▶ [Description of the task] Only lines that contain the word "JSON" are to be returned from the data below.

▶ [Data for the task]
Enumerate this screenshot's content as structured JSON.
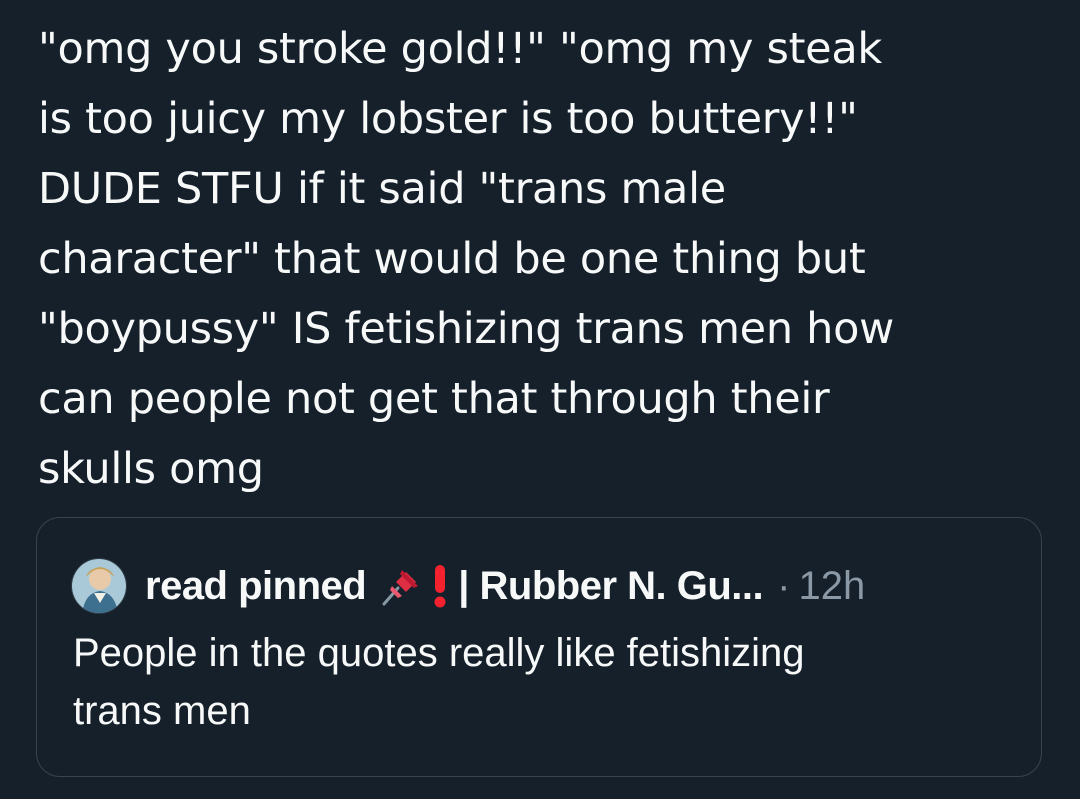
{
  "tweet": {
    "text_lines": [
      "\"omg you stroke gold!!\" \"omg my steak",
      "is too juicy my lobster is too buttery!!\"",
      "DUDE STFU if it said \"trans male",
      "character\" that would be one thing but",
      "\"boypussy\" IS fetishizing trans men how",
      "can people not get that through their",
      "skulls omg"
    ]
  },
  "quote": {
    "author_name": "read pinned",
    "author_name_rest": "| Rubber N. Gu...",
    "separator": "·",
    "time": "12h",
    "text_lines": [
      "People in the quotes really like fetishizing",
      "trans men"
    ],
    "icons": [
      "avatar-image",
      "pushpin-icon",
      "exclamation-icon"
    ]
  },
  "colors": {
    "background": "#15202b",
    "text": "#f7f9f9",
    "muted": "#8b98a5",
    "border": "#38444d",
    "exclamation": "#f4212e"
  }
}
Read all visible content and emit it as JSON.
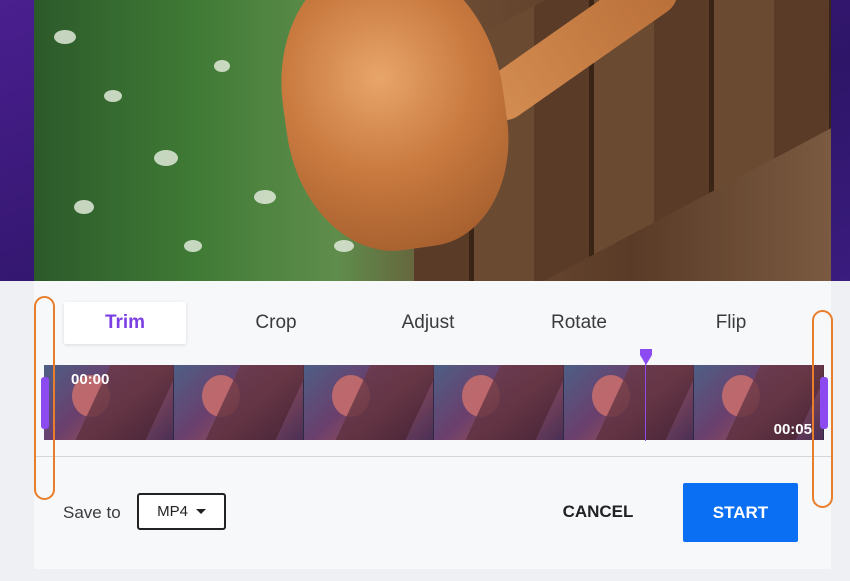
{
  "tabs": [
    {
      "label": "Trim",
      "active": true
    },
    {
      "label": "Crop",
      "active": false
    },
    {
      "label": "Adjust",
      "active": false
    },
    {
      "label": "Rotate",
      "active": false
    },
    {
      "label": "Flip",
      "active": false
    }
  ],
  "timeline": {
    "start_time": "00:00",
    "end_time": "00:05",
    "playhead_position_fraction": 0.77
  },
  "footer": {
    "save_to_label": "Save to",
    "format_value": "MP4",
    "cancel_label": "CANCEL",
    "start_label": "START"
  },
  "colors": {
    "accent_purple": "#7b3fe4",
    "start_button_blue": "#0a6ff2",
    "annotation_orange": "#e87e2c"
  },
  "icons": {
    "format_dropdown": "caret-down-icon"
  }
}
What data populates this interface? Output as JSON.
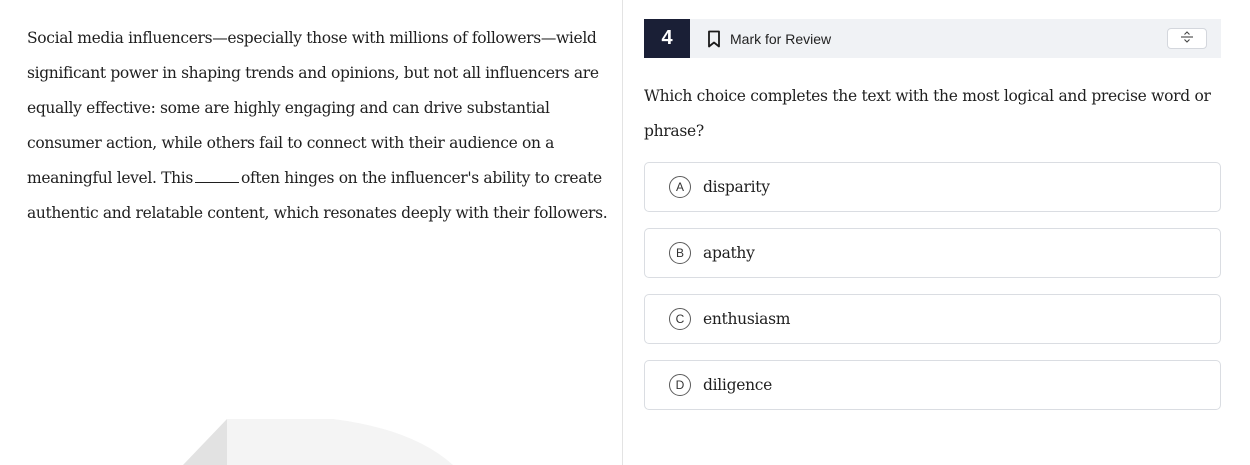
{
  "passage": {
    "lines": [
      "Social media influencers—especially those with millions of followers—wield",
      "significant power in shaping trends and opinions, but not all influencers are",
      "equally effective: some are highly engaging and can drive substantial",
      "consumer action, while others fail to connect with their audience on a"
    ],
    "line5_before": "meaningful level. This",
    "line5_after": "often hinges on the influencer's ability to create",
    "line6": "authentic and relatable content, which resonates deeply with their followers."
  },
  "question": {
    "number": "4",
    "mark_review_label": "Mark for Review",
    "prompt_line1": "Which choice completes the text with the most logical and precise word or",
    "prompt_line2": "phrase?"
  },
  "choices": [
    {
      "letter": "A",
      "text": "disparity"
    },
    {
      "letter": "B",
      "text": "apathy"
    },
    {
      "letter": "C",
      "text": "enthusiasm"
    },
    {
      "letter": "D",
      "text": "diligence"
    }
  ],
  "icons": {
    "bookmark": "bookmark-icon",
    "strikethrough": "strikethrough-icon"
  },
  "colors": {
    "number_badge_bg": "#1a1f36",
    "header_bg": "#f0f2f5",
    "choice_border": "#dadde2"
  }
}
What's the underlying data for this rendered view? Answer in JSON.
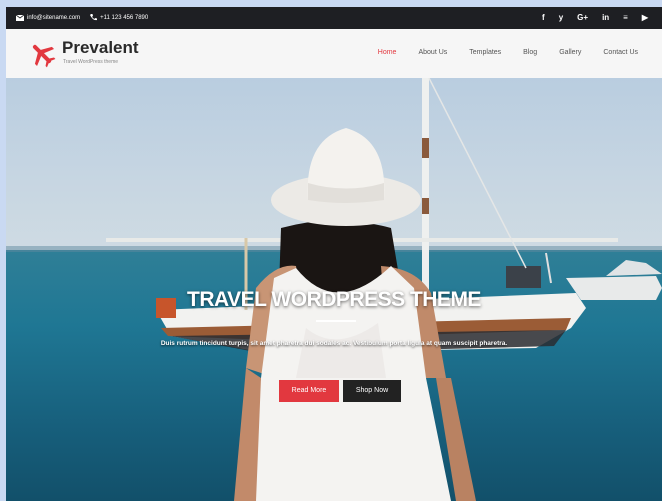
{
  "topbar": {
    "email": "info@sitename.com",
    "phone": "+11 123 456 7890",
    "social_icons": [
      "facebook-icon",
      "twitter-icon",
      "google-plus-icon",
      "linkedin-icon",
      "rss-icon",
      "youtube-icon"
    ],
    "social_glyphs": [
      "f",
      "y",
      "G+",
      "in",
      "≡",
      "▶"
    ]
  },
  "header": {
    "brand": "Prevalent",
    "tagline": "Travel WordPress theme",
    "nav": [
      "Home",
      "About Us",
      "Templates",
      "Blog",
      "Gallery",
      "Contact Us"
    ],
    "active_nav": "Home"
  },
  "hero": {
    "title": "TRAVEL WORDPRESS THEME",
    "subtitle": "Duis rutrum tincidunt turpis, sit amet pharetra dui sodales ac. Vestibulum porta ligula at quam suscipit pharetra.",
    "primary_button": "Read More",
    "secondary_button": "Shop Now"
  },
  "colors": {
    "accent": "#e2383f",
    "topbar": "#1e1f23",
    "dark_button": "#222222"
  }
}
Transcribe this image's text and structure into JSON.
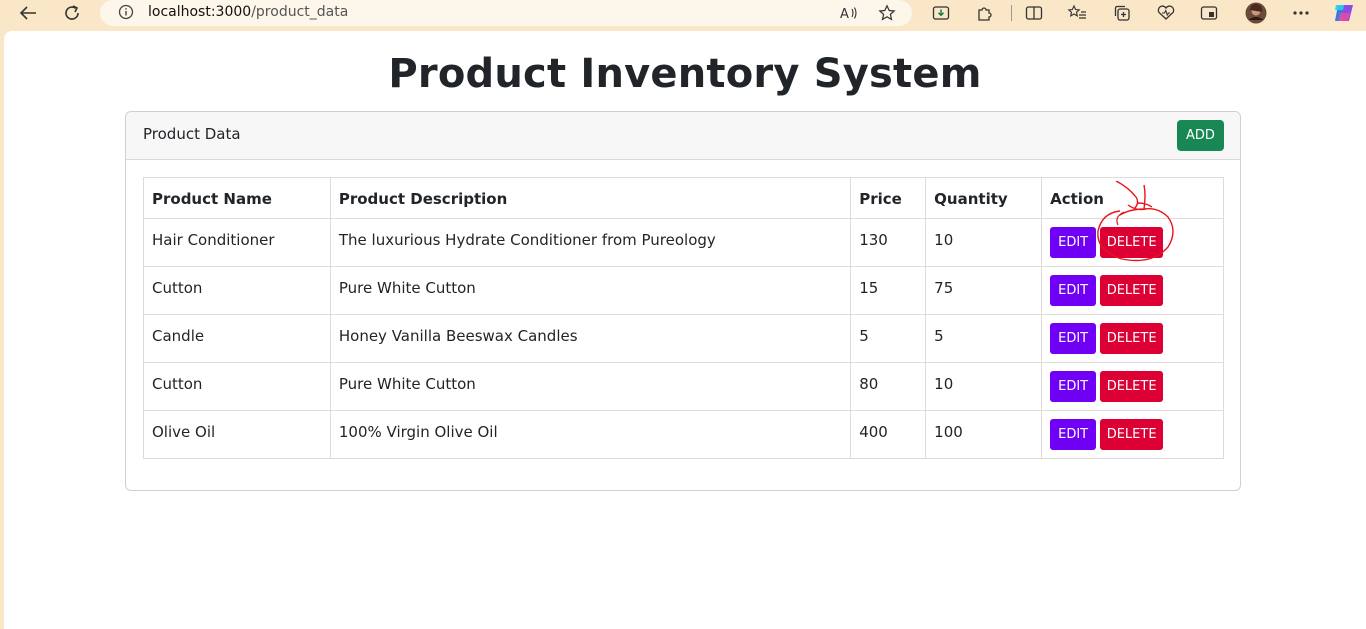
{
  "browser": {
    "url_host": "localhost:3000",
    "url_path": "/product_data"
  },
  "page": {
    "title": "Product Inventory System"
  },
  "card": {
    "header_title": "Product Data",
    "add_label": "ADD"
  },
  "table": {
    "columns": [
      "Product Name",
      "Product Description",
      "Price",
      "Quantity",
      "Action"
    ],
    "rows": [
      {
        "name": "Hair Conditioner",
        "description": "The luxurious Hydrate Conditioner from Pureology",
        "price": "130",
        "quantity": "10"
      },
      {
        "name": "Cutton",
        "description": "Pure White Cutton",
        "price": "15",
        "quantity": "75"
      },
      {
        "name": "Candle",
        "description": "Honey Vanilla Beeswax Candles",
        "price": "5",
        "quantity": "5"
      },
      {
        "name": "Cutton",
        "description": "Pure White Cutton",
        "price": "80",
        "quantity": "10"
      },
      {
        "name": "Olive Oil",
        "description": "100% Virgin Olive Oil",
        "price": "400",
        "quantity": "100"
      }
    ],
    "edit_label": "EDIT",
    "delete_label": "DELETE"
  },
  "colors": {
    "add": "#198754",
    "edit": "#6f00f5",
    "delete": "#dc0035",
    "annotation": "#e8141c"
  }
}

▶ [Written response]
Enumerate this screenshot's content as structured JSON.
Read all visible content and emit it as JSON.
What data populates this interface? Output as JSON.
What's the underlying data for this rendered view? Answer in JSON.
Transcribe this image's text and structure into JSON.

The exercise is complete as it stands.